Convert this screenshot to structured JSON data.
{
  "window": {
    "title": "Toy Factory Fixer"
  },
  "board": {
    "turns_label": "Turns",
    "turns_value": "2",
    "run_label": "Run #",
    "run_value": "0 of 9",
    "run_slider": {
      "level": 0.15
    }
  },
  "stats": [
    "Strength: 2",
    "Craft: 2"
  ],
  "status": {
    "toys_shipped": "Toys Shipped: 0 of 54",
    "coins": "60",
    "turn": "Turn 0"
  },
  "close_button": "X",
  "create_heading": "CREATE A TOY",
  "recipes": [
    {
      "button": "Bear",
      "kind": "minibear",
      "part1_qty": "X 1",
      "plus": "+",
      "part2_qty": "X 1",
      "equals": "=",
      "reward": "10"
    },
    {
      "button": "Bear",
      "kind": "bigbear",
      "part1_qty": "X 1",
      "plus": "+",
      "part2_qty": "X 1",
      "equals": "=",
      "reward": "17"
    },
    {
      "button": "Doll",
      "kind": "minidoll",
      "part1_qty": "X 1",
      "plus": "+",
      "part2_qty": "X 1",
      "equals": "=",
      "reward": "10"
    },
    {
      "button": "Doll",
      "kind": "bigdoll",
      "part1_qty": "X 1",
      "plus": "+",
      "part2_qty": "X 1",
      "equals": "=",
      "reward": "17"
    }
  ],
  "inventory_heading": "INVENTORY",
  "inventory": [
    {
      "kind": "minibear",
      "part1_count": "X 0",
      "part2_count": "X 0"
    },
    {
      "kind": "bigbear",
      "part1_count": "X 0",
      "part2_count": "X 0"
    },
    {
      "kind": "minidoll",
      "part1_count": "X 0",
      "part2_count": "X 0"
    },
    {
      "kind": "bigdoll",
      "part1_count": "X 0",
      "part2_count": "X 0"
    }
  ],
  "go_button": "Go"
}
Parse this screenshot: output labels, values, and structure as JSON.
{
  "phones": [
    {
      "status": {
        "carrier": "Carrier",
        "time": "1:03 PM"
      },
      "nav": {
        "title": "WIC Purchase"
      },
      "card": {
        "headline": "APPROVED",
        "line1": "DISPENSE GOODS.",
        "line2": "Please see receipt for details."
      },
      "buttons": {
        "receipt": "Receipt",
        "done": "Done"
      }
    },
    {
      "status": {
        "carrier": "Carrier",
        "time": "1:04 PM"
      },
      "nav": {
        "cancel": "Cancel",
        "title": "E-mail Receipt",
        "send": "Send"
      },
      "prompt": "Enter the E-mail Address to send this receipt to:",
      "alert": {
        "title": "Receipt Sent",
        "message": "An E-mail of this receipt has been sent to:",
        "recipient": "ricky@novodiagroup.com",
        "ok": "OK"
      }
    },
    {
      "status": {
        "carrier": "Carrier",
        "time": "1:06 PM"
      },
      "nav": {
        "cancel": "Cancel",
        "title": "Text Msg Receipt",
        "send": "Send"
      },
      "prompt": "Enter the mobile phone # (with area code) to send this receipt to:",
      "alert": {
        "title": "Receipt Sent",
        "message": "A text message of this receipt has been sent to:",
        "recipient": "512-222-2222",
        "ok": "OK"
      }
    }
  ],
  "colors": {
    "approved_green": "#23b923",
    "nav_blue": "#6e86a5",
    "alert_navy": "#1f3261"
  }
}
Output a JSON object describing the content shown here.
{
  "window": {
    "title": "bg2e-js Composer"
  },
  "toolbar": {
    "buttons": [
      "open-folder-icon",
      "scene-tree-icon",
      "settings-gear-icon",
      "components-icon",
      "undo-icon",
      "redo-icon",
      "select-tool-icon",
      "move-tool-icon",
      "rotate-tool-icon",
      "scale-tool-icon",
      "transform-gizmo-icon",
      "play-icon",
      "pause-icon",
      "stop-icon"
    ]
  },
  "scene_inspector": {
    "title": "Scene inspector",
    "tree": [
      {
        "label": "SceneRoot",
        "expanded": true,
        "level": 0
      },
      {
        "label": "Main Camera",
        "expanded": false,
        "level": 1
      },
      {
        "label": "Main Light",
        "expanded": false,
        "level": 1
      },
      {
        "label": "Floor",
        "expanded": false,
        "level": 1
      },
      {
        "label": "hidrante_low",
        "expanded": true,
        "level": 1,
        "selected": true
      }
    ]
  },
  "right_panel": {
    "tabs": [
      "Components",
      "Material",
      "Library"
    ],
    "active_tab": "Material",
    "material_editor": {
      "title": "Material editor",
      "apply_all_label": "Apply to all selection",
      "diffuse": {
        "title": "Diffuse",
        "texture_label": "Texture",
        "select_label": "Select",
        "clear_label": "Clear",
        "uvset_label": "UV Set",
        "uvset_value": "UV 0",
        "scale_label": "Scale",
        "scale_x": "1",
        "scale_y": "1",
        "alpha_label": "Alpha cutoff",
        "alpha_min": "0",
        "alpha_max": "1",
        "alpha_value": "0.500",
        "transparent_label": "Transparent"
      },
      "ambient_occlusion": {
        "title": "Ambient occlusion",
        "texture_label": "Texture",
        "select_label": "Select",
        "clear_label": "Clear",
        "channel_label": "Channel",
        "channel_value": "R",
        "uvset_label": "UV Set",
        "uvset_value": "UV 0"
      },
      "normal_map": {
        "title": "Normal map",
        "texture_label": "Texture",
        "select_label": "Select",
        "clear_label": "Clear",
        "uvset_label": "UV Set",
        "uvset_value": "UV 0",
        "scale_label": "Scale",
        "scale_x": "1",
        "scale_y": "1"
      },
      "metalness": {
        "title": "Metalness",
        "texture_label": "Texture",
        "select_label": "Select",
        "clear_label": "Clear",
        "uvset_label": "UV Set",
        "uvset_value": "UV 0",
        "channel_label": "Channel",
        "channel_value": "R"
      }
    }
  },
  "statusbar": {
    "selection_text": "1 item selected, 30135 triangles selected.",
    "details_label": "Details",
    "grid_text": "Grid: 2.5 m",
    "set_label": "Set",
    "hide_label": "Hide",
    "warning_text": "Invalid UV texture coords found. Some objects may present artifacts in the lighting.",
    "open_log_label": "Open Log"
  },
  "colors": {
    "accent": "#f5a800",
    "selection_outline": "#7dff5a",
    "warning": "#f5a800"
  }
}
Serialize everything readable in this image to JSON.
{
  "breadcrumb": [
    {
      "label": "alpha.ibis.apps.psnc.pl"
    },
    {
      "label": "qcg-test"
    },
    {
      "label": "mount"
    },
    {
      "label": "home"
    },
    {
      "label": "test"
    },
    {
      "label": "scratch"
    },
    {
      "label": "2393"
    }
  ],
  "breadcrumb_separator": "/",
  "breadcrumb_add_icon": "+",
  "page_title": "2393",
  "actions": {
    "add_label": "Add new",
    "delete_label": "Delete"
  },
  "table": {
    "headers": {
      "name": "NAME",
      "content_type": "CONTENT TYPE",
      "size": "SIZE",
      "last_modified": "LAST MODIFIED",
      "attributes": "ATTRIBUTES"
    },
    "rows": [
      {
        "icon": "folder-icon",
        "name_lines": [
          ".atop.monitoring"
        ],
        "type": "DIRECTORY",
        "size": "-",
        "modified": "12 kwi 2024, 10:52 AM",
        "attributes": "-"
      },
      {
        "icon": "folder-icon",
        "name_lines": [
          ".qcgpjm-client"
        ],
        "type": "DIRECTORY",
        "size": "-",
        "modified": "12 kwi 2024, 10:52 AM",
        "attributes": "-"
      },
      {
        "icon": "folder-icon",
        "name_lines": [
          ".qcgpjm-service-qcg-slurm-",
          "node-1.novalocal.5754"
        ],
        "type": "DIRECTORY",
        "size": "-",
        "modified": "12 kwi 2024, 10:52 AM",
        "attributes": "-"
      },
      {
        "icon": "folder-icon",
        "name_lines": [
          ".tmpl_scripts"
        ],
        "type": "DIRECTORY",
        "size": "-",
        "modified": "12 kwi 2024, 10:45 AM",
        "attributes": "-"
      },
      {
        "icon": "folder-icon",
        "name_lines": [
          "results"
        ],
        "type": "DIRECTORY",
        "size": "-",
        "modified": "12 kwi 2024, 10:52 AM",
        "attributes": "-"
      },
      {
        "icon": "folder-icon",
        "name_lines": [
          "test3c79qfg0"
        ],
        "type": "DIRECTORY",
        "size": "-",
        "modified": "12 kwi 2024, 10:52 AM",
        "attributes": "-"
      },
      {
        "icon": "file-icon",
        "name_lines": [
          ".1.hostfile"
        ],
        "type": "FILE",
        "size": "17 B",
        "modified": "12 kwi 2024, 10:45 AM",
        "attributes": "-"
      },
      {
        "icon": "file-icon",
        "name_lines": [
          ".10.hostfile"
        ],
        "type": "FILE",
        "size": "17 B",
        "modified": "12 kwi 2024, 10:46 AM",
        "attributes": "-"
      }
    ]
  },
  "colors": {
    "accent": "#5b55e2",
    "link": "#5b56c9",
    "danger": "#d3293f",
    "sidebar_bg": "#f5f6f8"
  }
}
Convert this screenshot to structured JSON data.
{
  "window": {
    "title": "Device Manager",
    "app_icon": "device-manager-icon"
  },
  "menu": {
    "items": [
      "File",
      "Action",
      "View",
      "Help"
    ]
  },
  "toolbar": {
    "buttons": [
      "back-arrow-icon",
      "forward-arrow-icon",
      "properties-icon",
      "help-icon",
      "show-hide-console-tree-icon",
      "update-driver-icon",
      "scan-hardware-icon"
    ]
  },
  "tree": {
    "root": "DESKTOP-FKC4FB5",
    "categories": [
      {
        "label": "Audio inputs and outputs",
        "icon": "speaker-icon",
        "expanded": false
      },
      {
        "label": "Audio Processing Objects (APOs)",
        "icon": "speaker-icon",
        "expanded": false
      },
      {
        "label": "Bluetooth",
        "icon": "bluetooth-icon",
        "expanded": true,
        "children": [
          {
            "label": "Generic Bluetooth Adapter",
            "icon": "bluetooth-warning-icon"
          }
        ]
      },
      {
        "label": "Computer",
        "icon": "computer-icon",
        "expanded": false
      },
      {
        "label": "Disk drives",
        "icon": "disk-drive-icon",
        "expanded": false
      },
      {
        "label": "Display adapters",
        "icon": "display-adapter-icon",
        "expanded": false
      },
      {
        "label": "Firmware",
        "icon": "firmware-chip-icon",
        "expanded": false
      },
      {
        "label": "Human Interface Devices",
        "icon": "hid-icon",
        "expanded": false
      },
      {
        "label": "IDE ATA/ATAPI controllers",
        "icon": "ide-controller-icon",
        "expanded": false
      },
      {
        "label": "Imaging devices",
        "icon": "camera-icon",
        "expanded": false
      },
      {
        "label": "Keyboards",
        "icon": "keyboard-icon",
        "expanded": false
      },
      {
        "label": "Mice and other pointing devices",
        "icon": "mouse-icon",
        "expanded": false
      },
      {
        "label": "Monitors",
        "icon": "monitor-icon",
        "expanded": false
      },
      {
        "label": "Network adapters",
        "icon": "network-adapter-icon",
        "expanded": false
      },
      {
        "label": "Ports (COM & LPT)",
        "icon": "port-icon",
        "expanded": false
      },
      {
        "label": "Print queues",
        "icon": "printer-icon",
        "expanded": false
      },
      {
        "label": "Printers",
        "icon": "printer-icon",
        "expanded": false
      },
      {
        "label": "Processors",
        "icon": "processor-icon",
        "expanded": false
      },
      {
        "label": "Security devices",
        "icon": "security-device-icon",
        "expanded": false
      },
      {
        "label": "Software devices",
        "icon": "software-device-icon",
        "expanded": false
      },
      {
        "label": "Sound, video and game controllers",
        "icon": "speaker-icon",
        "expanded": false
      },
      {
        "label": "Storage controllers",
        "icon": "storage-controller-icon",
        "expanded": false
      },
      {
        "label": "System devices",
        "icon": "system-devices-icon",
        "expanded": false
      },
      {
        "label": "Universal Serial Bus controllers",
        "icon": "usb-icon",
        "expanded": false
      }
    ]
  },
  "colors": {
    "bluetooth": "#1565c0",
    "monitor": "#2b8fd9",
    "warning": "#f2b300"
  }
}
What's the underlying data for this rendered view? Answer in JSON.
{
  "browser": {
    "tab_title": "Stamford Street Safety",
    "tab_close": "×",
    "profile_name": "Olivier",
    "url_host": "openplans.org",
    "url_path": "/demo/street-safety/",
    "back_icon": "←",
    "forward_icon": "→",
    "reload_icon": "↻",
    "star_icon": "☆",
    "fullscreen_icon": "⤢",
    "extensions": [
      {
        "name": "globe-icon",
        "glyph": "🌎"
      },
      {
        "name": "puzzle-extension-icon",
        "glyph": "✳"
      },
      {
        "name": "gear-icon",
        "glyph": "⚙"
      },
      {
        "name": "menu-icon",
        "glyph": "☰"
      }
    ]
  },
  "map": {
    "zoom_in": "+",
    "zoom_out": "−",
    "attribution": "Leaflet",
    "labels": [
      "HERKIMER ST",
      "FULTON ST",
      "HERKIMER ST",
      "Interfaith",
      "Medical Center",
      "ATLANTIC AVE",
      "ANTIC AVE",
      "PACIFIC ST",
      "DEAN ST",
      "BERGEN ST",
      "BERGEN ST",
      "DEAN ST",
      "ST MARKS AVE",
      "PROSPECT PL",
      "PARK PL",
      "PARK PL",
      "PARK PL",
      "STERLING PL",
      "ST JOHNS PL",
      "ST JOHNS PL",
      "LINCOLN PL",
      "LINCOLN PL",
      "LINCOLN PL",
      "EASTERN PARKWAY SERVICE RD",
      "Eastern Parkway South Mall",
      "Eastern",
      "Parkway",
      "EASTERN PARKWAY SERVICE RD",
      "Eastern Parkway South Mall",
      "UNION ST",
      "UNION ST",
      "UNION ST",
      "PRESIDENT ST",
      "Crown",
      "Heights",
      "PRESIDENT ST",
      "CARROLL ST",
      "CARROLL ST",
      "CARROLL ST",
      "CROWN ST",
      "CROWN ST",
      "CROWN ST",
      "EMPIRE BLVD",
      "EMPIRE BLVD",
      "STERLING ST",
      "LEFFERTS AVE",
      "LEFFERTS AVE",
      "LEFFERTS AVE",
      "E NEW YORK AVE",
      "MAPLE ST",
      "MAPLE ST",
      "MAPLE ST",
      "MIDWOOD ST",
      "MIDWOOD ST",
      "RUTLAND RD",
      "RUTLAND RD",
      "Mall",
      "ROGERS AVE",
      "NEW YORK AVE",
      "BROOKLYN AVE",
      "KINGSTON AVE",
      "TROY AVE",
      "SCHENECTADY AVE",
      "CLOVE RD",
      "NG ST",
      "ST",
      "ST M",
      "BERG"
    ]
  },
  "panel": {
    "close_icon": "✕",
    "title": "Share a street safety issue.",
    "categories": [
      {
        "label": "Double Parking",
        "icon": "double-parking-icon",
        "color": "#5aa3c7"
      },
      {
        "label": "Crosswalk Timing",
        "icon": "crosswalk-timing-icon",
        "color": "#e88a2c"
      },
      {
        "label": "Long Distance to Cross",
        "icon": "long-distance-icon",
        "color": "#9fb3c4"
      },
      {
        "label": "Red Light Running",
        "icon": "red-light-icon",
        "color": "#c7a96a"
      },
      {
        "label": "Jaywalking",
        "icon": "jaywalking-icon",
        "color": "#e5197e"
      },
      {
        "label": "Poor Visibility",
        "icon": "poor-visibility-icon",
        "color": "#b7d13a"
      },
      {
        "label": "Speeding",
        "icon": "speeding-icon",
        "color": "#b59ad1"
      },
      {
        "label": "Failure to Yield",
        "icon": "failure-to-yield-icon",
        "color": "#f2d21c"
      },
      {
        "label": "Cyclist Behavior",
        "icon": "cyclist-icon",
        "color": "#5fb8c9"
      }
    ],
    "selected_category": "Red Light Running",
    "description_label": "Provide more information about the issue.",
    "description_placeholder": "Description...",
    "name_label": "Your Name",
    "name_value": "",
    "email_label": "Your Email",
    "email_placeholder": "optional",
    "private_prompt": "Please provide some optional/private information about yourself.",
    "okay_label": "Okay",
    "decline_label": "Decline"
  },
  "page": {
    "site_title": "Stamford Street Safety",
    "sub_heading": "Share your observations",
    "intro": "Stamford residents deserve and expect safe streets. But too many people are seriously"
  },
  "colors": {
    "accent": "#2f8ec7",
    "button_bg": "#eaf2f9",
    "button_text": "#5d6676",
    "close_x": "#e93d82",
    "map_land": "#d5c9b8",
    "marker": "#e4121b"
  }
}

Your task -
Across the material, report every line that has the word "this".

Written answer -
Convert this screenshot to structured JSON data.
Parse this screenshot: output labels, values, and structure as JSON.
      "prompt": "Enter the E-mail Address to send this receipt to:",
        "message": "An E-mail of this receipt has been sent to:",
      "prompt": "Enter the mobile phone # (with area code) to send this receipt to:",
        "message": "A text message of this receipt has been sent to:",
Serialize everything readable in this image to JSON.
Convert this screenshot to structured JSON data.
What's the underlying data for this rendered view? Answer in JSON.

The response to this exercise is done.